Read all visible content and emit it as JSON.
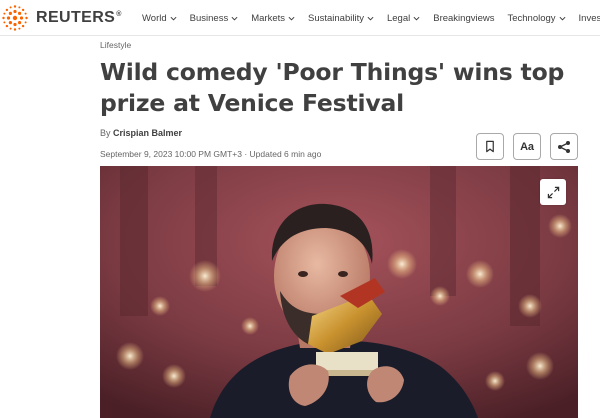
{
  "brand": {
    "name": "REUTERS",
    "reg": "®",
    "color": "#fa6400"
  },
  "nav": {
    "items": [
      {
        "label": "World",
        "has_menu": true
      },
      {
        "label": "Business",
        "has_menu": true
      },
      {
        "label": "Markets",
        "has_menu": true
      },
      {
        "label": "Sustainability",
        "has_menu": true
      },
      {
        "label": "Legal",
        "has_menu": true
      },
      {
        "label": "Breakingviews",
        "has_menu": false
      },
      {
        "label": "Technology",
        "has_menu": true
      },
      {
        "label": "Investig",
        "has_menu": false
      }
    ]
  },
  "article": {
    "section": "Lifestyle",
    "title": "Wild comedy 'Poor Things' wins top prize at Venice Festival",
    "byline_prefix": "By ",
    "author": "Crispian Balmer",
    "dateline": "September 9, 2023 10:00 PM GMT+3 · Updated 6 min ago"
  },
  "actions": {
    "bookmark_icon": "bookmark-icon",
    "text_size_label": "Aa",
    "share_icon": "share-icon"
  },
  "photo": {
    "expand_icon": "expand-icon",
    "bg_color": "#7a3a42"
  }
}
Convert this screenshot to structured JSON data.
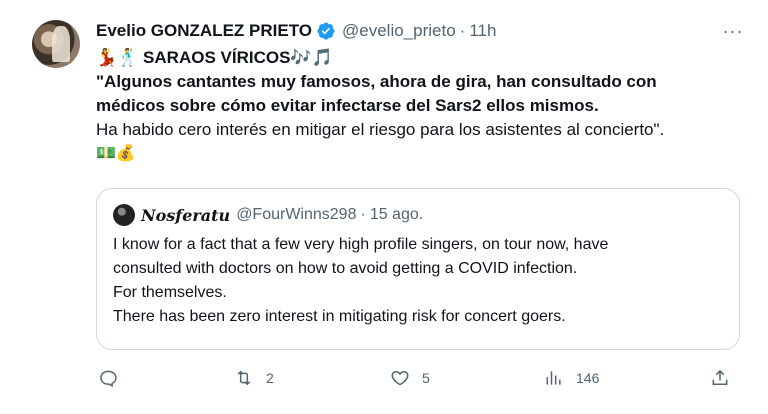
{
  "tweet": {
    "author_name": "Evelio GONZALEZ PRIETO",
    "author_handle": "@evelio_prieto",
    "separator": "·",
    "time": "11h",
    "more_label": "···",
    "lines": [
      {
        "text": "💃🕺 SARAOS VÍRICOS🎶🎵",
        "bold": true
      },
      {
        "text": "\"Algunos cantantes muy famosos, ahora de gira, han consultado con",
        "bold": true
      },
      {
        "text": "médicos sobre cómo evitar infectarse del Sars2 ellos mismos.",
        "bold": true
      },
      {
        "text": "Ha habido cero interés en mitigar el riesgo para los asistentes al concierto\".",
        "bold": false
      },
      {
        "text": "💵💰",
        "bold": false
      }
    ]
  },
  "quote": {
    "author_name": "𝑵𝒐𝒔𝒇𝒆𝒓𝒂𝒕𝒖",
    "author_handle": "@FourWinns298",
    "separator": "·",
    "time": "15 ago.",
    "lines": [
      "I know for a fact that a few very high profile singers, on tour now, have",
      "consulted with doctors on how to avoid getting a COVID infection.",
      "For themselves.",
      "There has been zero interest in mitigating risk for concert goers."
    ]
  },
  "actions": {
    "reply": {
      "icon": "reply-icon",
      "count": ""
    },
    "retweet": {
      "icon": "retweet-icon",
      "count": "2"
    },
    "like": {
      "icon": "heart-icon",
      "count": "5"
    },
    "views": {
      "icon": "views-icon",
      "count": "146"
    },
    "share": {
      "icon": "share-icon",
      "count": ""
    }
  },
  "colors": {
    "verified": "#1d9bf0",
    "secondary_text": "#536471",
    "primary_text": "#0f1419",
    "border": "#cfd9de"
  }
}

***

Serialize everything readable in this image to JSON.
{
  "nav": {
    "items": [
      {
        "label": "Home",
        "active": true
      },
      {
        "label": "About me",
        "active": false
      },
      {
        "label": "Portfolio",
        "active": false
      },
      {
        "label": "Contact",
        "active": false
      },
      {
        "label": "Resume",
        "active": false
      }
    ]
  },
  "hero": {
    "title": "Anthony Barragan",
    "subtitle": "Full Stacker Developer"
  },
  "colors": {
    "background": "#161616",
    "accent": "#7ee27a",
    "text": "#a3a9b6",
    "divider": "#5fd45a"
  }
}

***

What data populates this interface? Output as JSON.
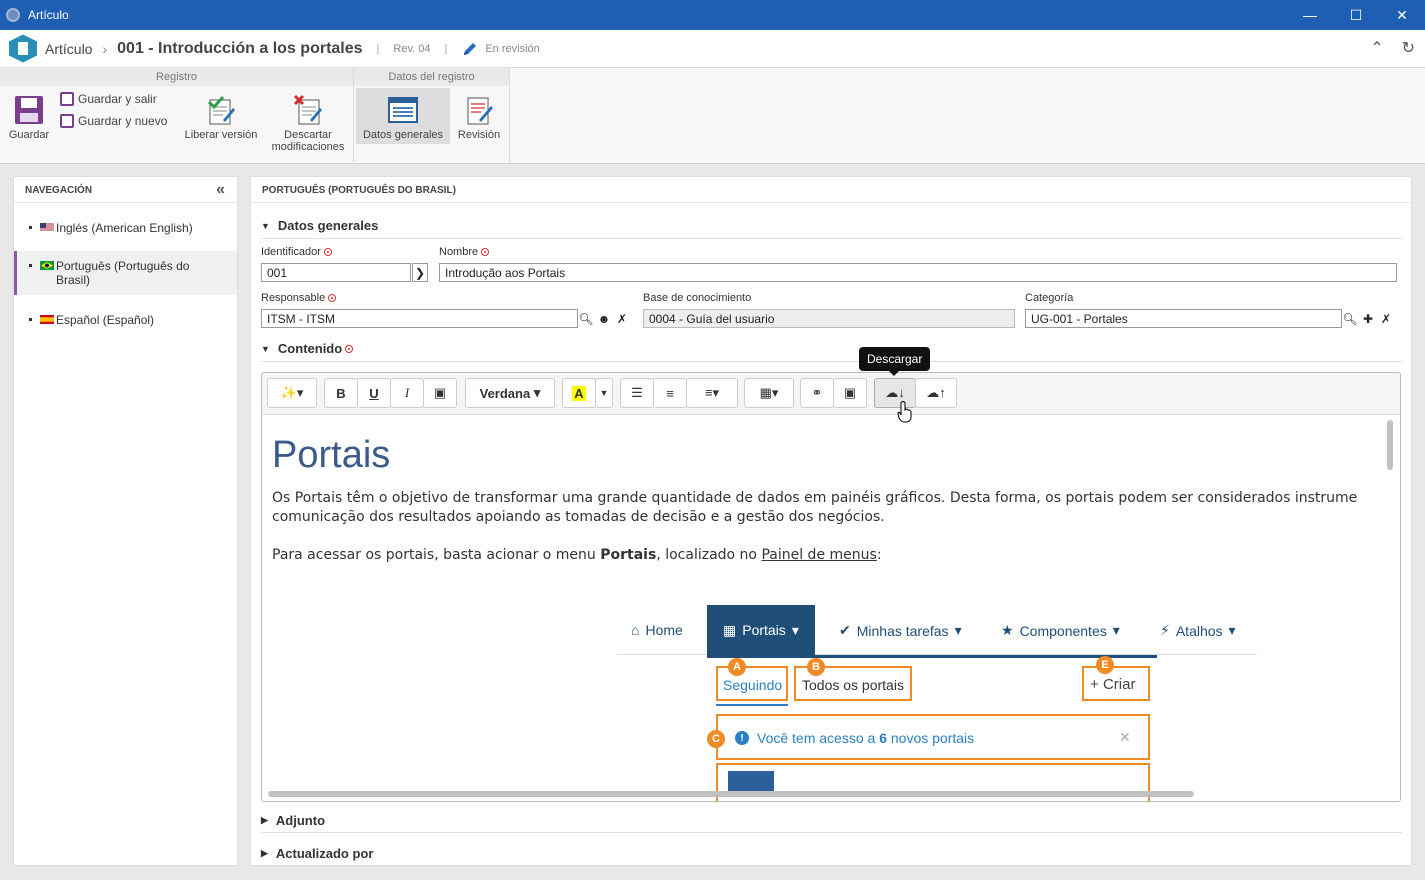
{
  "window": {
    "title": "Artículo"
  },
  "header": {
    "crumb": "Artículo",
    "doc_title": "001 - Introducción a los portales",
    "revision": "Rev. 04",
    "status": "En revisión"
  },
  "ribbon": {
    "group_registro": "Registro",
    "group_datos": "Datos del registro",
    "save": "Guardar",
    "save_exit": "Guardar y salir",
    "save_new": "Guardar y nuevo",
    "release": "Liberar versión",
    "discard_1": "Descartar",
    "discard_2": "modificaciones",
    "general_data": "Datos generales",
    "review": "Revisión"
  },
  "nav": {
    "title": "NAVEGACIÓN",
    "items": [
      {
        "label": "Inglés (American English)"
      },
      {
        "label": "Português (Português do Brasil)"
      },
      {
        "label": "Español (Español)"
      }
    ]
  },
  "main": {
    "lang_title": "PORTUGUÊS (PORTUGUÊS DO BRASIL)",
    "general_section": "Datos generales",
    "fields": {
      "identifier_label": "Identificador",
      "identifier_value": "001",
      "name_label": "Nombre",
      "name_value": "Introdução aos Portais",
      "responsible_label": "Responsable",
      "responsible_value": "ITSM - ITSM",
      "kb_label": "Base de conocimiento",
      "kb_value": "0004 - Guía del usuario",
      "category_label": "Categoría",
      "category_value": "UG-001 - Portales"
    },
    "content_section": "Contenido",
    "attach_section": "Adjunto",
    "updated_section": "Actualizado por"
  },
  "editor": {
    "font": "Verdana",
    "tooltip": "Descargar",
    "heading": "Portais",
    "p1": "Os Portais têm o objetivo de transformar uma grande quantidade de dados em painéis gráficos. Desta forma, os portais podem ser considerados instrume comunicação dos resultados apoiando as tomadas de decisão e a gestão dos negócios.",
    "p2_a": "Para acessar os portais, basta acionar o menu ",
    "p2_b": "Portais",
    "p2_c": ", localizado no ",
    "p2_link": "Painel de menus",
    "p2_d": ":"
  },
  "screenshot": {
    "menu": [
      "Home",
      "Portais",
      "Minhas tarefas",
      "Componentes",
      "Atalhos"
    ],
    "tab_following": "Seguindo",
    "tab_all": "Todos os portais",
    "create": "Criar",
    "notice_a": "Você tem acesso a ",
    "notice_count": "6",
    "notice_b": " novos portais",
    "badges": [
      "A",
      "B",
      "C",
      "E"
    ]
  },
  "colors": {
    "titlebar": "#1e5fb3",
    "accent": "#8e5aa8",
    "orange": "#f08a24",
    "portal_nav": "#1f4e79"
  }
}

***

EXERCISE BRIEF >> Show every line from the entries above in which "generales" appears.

ANSWER BELOW >>
    "general_data": "Datos generales",
    "general_section": "Datos generales",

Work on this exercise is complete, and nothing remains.